The comprehensive program for academic writing, NotaBene, has for some time suffered from the fact that is was made for 32 bits computers, and ‘suddenly’ the world turned into 64bits, making the NotaBene impossible to run on new computers.
The company has been working on the problem for some time, and now they launce a Beta version of their NotaBene 10.
I have used this version and it works just fine as far as it goes. That latter statement is to indicate that the program is not yet finished; some parts of it, like Orbis textbase is not yet implemented. But the main wordprocessor, and its bibliographic module, Ibidem is running fine on my computers.
I highly recommend to consider the program; if looking for a program that really supports you in your academic writing, have a look at the 32 bits version Notabene 9. The smoothness of the ways its bibliographic component Ibidem is integrated is just wonderful. M Word and e.g., Endnotes are just not comparable!
And if you want to get your hands on the new version , built to run on 64 bits PC (and possible also Macs (with the Intel processor) under WINE, without requiring an installation of Windows.), go here and have a look at it.
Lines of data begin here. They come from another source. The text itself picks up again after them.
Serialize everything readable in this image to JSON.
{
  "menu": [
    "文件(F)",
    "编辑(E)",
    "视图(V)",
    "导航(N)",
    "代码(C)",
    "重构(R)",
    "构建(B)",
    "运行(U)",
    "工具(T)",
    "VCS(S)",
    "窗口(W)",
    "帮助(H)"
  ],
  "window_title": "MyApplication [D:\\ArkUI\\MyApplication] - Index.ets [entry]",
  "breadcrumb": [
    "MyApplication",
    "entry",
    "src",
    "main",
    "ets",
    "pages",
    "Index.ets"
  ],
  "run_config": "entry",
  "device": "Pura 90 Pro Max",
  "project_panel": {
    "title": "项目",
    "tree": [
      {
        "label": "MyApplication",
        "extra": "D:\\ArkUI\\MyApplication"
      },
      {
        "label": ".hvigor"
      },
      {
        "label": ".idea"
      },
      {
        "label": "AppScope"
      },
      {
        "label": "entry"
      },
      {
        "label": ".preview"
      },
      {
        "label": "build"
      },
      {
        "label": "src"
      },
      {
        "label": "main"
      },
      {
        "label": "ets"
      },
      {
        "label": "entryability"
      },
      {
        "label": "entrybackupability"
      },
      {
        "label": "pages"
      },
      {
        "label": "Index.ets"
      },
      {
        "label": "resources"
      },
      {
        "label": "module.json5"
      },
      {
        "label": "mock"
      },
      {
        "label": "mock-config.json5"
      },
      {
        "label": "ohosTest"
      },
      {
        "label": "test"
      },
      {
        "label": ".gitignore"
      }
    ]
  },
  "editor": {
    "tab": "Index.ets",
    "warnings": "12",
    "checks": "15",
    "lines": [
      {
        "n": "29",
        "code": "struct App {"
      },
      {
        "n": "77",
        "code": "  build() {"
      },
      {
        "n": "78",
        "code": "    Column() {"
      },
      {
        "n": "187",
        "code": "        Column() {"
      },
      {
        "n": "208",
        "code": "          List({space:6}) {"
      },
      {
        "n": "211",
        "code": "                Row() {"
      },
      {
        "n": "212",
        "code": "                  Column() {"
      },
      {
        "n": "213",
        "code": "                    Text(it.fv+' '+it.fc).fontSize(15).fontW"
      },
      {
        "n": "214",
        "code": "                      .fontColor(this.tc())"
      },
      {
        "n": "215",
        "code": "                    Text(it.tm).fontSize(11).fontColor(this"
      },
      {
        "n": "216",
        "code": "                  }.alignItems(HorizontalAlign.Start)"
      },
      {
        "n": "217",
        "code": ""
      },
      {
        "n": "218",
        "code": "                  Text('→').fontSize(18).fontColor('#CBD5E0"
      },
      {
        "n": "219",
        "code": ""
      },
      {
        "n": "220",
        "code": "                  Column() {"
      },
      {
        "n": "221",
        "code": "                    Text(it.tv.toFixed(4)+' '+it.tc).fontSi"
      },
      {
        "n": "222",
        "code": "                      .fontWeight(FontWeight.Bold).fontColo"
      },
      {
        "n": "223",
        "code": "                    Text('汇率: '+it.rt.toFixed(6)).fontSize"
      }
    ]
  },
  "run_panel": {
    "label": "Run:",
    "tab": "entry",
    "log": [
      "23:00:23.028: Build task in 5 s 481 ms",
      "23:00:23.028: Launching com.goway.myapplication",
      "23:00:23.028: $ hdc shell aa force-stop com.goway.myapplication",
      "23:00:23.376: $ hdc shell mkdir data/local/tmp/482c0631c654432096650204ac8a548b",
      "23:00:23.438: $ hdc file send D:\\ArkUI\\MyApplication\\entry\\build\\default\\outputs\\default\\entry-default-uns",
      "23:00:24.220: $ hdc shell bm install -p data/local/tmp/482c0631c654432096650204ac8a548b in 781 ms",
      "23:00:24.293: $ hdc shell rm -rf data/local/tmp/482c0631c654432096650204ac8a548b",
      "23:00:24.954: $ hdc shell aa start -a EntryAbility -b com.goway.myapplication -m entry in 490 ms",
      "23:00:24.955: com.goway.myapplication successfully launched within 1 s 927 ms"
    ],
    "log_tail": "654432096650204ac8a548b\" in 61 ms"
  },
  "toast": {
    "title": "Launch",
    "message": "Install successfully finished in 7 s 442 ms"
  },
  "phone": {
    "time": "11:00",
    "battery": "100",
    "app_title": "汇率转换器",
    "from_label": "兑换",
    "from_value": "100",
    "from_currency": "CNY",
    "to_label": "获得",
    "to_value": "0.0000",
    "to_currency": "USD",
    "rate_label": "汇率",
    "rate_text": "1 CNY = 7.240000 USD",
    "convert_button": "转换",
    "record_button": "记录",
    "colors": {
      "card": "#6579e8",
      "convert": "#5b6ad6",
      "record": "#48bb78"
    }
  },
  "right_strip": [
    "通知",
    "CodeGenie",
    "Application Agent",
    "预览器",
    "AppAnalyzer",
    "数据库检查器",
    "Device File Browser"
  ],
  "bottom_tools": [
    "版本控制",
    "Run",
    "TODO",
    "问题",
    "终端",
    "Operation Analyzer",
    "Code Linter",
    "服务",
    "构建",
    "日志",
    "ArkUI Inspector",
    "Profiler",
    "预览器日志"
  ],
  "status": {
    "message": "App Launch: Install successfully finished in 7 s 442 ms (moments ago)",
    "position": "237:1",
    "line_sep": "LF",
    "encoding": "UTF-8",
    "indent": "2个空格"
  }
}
Am I paid for this ‘advertisement’?
Not at all, I have just been a fan of the program in all its stages of development since 1985!
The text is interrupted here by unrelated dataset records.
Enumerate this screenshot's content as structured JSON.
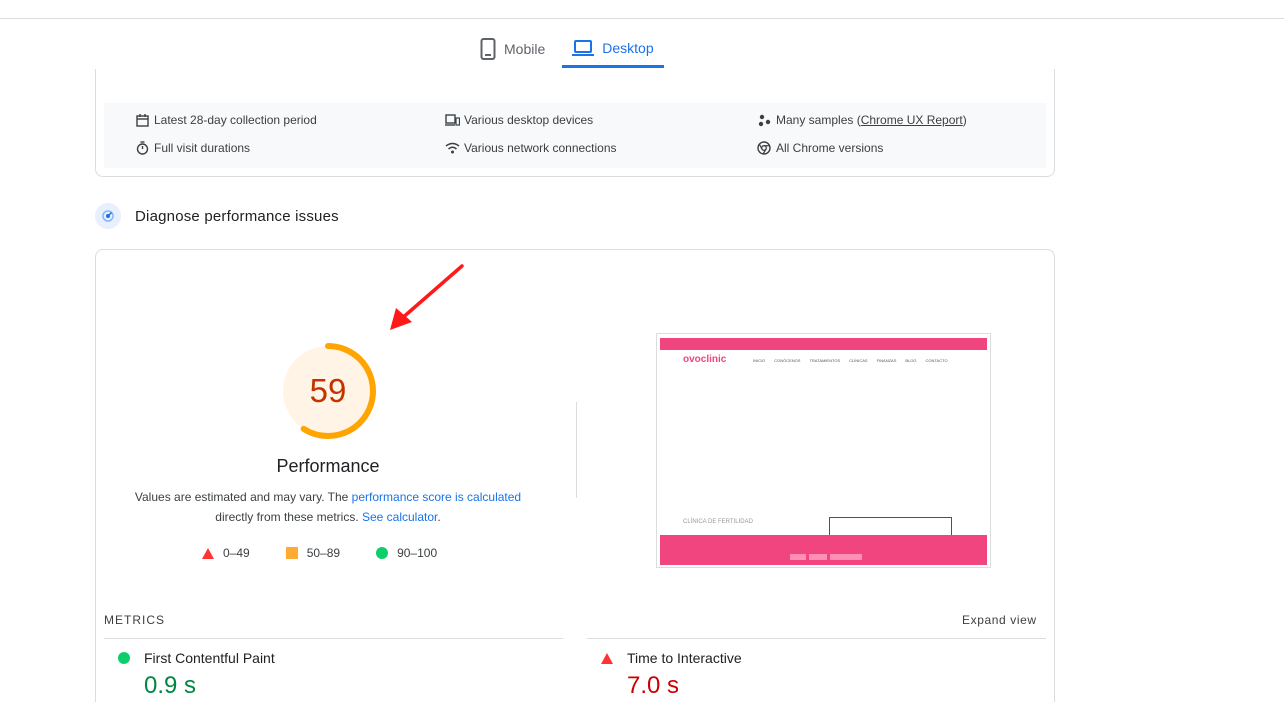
{
  "tabs": [
    {
      "label": "Mobile",
      "active": false
    },
    {
      "label": "Desktop",
      "active": true
    }
  ],
  "field_info": {
    "collection_period": "Latest 28-day collection period",
    "devices": "Various desktop devices",
    "samples_prefix": "Many samples (",
    "samples_link": "Chrome UX Report",
    "samples_suffix": ")",
    "visit_durations": "Full visit durations",
    "network": "Various network connections",
    "chrome_versions": "All Chrome versions"
  },
  "diagnose": {
    "title": "Diagnose performance issues"
  },
  "performance": {
    "score": "59",
    "score_fraction": 0.59,
    "label": "Performance",
    "desc_prefix": "Values are estimated and may vary. The ",
    "desc_link1": "performance score is calculated",
    "desc_mid": "directly from these metrics. ",
    "desc_link2": "See calculator",
    "desc_suffix": "."
  },
  "legend": [
    {
      "range": "0–49",
      "kind": "fail"
    },
    {
      "range": "50–89",
      "kind": "average"
    },
    {
      "range": "90–100",
      "kind": "pass"
    }
  ],
  "screenshot": {
    "logo": "ovoclinic",
    "nav": [
      "INICIO",
      "CONÓCENOS",
      "TRATAMIENTOS",
      "CLÍNICAS",
      "FINANZAS",
      "BLOG",
      "CONTACTO"
    ],
    "heading": "CLÍNICA DE FERTILIDAD"
  },
  "metrics": {
    "heading": "METRICS",
    "expand": "Expand view",
    "items": [
      {
        "name": "First Contentful Paint",
        "value": "0.9 s",
        "status": "pass"
      },
      {
        "name": "Time to Interactive",
        "value": "7.0 s",
        "status": "fail"
      }
    ]
  },
  "colors": {
    "accent": "#1a73e8",
    "fail": "#ff3333",
    "average": "#ffaa33",
    "pass": "#0cce6b",
    "score_text": "#c33300"
  }
}
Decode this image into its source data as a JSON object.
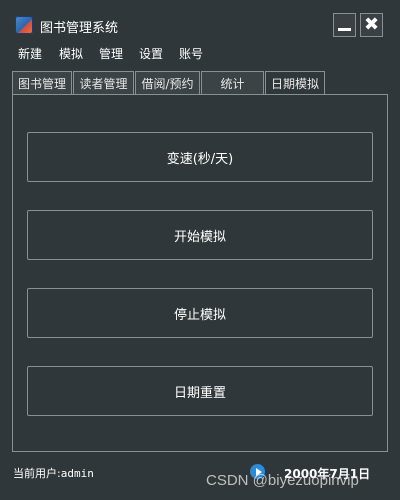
{
  "window": {
    "title": "图书管理系统",
    "minimize_icon": "minimize-icon",
    "close_label": "✖"
  },
  "menu": [
    {
      "label": "新建"
    },
    {
      "label": "模拟"
    },
    {
      "label": "管理"
    },
    {
      "label": "设置"
    },
    {
      "label": "账号"
    }
  ],
  "tabs": [
    {
      "label": "图书管理",
      "active": false
    },
    {
      "label": "读者管理",
      "active": false
    },
    {
      "label": "借阅/预约",
      "active": false
    },
    {
      "label": "统计",
      "active": false
    },
    {
      "label": "日期模拟",
      "active": true
    }
  ],
  "actions": {
    "speed_label": "变速(秒/天)",
    "start_label": "开始模拟",
    "stop_label": "停止模拟",
    "reset_label": "日期重置"
  },
  "status": {
    "user_prefix": "当前用户:",
    "user_name": "admin",
    "date": "2000年7月1日",
    "date_icon": "play-icon"
  },
  "watermark": "CSDN @biyezuopinvip",
  "colors": {
    "background": "#30373a",
    "border": "#8a8f92",
    "accent": "#2a8bd8"
  }
}
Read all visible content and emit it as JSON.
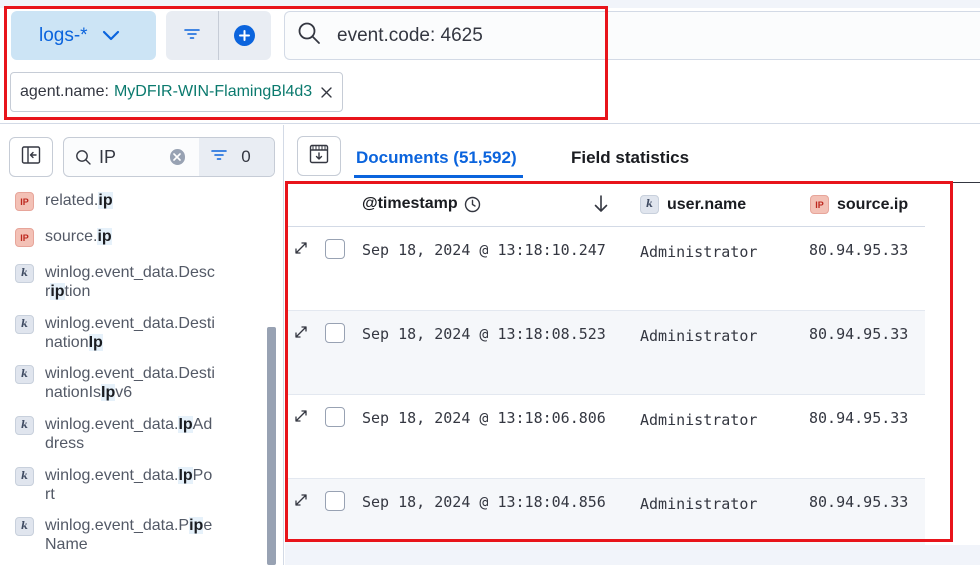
{
  "query_bar": {
    "dataview_label": "logs-*",
    "query_text": "event.code: 4625",
    "filter_pill": {
      "key": "agent.name:",
      "value": "MyDFIR-WIN-FlamingBl4d3"
    }
  },
  "sidebar": {
    "search_value": "IP",
    "filter_count": "0",
    "fields": [
      {
        "type": "ip",
        "type_label": "IP",
        "parts": [
          [
            "related.",
            false
          ],
          [
            "ip",
            true
          ]
        ]
      },
      {
        "type": "ip",
        "type_label": "IP",
        "parts": [
          [
            "source.",
            false
          ],
          [
            "ip",
            true
          ]
        ]
      },
      {
        "type": "keyword",
        "type_label": "k",
        "parts": [
          [
            "winlog.event_data.Descr",
            false
          ],
          [
            "ip",
            true
          ],
          [
            "tion",
            false
          ]
        ]
      },
      {
        "type": "keyword",
        "type_label": "k",
        "parts": [
          [
            "winlog.event_data.Destination",
            false
          ],
          [
            "Ip",
            true
          ]
        ]
      },
      {
        "type": "keyword",
        "type_label": "k",
        "parts": [
          [
            "winlog.event_data.DestinationIs",
            false
          ],
          [
            "Ip",
            true
          ],
          [
            "v6",
            false
          ]
        ]
      },
      {
        "type": "keyword",
        "type_label": "k",
        "parts": [
          [
            "winlog.event_data.",
            false
          ],
          [
            "Ip",
            true
          ],
          [
            "Address",
            false
          ]
        ]
      },
      {
        "type": "keyword",
        "type_label": "k",
        "parts": [
          [
            "winlog.event_data.",
            false
          ],
          [
            "Ip",
            true
          ],
          [
            "Port",
            false
          ]
        ]
      },
      {
        "type": "keyword",
        "type_label": "k",
        "parts": [
          [
            "winlog.event_data.P",
            false
          ],
          [
            "ip",
            true
          ],
          [
            "eName",
            false
          ]
        ]
      }
    ]
  },
  "tabs": {
    "documents_label": "Documents (51,592)",
    "field_stats_label": "Field statistics"
  },
  "grid": {
    "columns": {
      "timestamp": "@timestamp",
      "user_name": "user.name",
      "user_type_label": "k",
      "source_ip": "source.ip",
      "ip_type_label": "IP"
    },
    "rows": [
      {
        "timestamp": "Sep 18, 2024 @ 13:18:10.247",
        "user_name": "Administrator",
        "source_ip": "80.94.95.33"
      },
      {
        "timestamp": "Sep 18, 2024 @ 13:18:08.523",
        "user_name": "Administrator",
        "source_ip": "80.94.95.33"
      },
      {
        "timestamp": "Sep 18, 2024 @ 13:18:06.806",
        "user_name": "Administrator",
        "source_ip": "80.94.95.33"
      },
      {
        "timestamp": "Sep 18, 2024 @ 13:18:04.856",
        "user_name": "Administrator",
        "source_ip": "80.94.95.33"
      }
    ]
  },
  "colors": {
    "accent": "#0b64dd",
    "highlight_box": "#e8141b",
    "ip_badge": "#f3c1b6",
    "keyword_badge": "#e0e5ee"
  }
}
Most of my students do not have textual criticism of the New Testament as their favorite part of their studies. On the one hand, it is a wearysome procedure to get familiar with the intracities of various manuscripts, textforms, textual variants and the pro et contra arguments. On the other hand, using the UBS edition, the variants are already evaluated. Hence, what’s the purpose of spending time on it. In addition, some says it does not pay off very much for their pastoral future work.
Whatever on might think about such arguments, it is always exciting when rumors get out of possible new findings of manuscripts or pieces of papyri.
In the recent times several blogs have been discussing just that.The debate has been triggered not at least by this blog: http://csntm.org/ See also here: Credo House. Here Daniel B. Wallace says that
seven New Testament papyri had recently been discovered—six of them probably from the second century and one of them probably from the first. These fragments will be published in about a year.
This blogpost has been commented on by several others, and this discussion is in itself interesting, whatever might turn out of these possible discoveries. I encourage you to take a look at these blogposts in addition to that mentioned above: